A couple of weeks ago, when friends from Amsterdam came to visit, we ‘traveled’ out to the 16th arrondissement to have tea at Patisserie des Reves. Philippe Conticini has a Patisserie des Reves within walking distance of my apartment, but there’s no place to sit down, so out to the (chic) edge of Paris we pilgrimaged. It was a long metro ride and it was raining when we emerged, but you know what? I’d pilgrimage out again for these treats. Here’s Conticini’s reading of the Gateau Saint Honore
A classic Saint Honore is normally round — it’s a ring of puff pastry, topped with a circle of cream puff dough on which individual caramel-topped cream puffs are ‘glued’ with shiny caramel. The cream puffs and the center of the ‘cake’ are filled with a creme Chiboust, a pastry cream lighted with meringue, and then the whole creation is topped with whipped cream. Here’s a peek into the Conticini version
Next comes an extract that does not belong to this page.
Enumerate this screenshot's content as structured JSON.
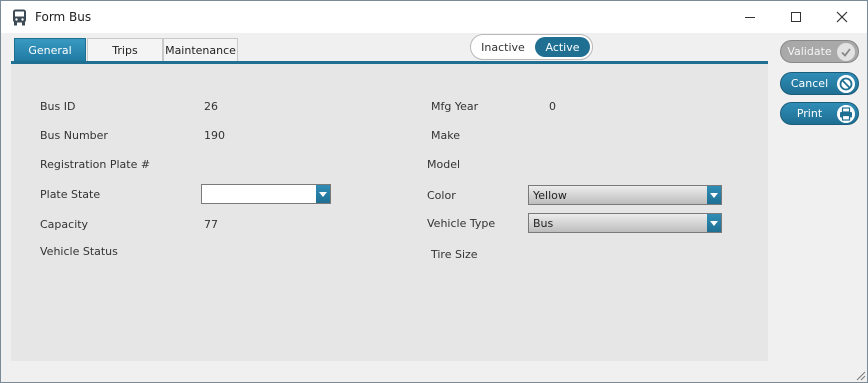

The pastry is built on a sheet of puff pastry. Caramel-glued to the pastry are two long — think eclair — cream puffs filled with Chiboust. They’re topped with caramel-glazed Chiboust-filled cream puffs and the dessert is finished with whipped cream. You’ll be glad to know that it was not just gorgeous, but luxuriously delicious.
And this from Conticini
It’s a giant brioche feuillete (accent on the last ‘e’) made by treating brioche dough like puff pastry dough. Inside, the crumb looks more like croissant than brioche. Here’s a picture of a cut-apart brioche feuillete from Moisan
And just a few more things for now, like this chocolate tartlet from Gontran Cherrier in Montmartre. The filling is a traditional dark chocolate ganache, but it has a hidden layer of nuts in caramelized honey … lovely.
And a display of soft chocolate cakes in a Montmartre patisserie — I’m sorry, I didn’t write down the name — that I thought looked so appealing and that made me feel so much better about the tens of similar chocolate cakes I’ve made that sunk in just the same way
And finally, just because, Paris, beautiful Paris.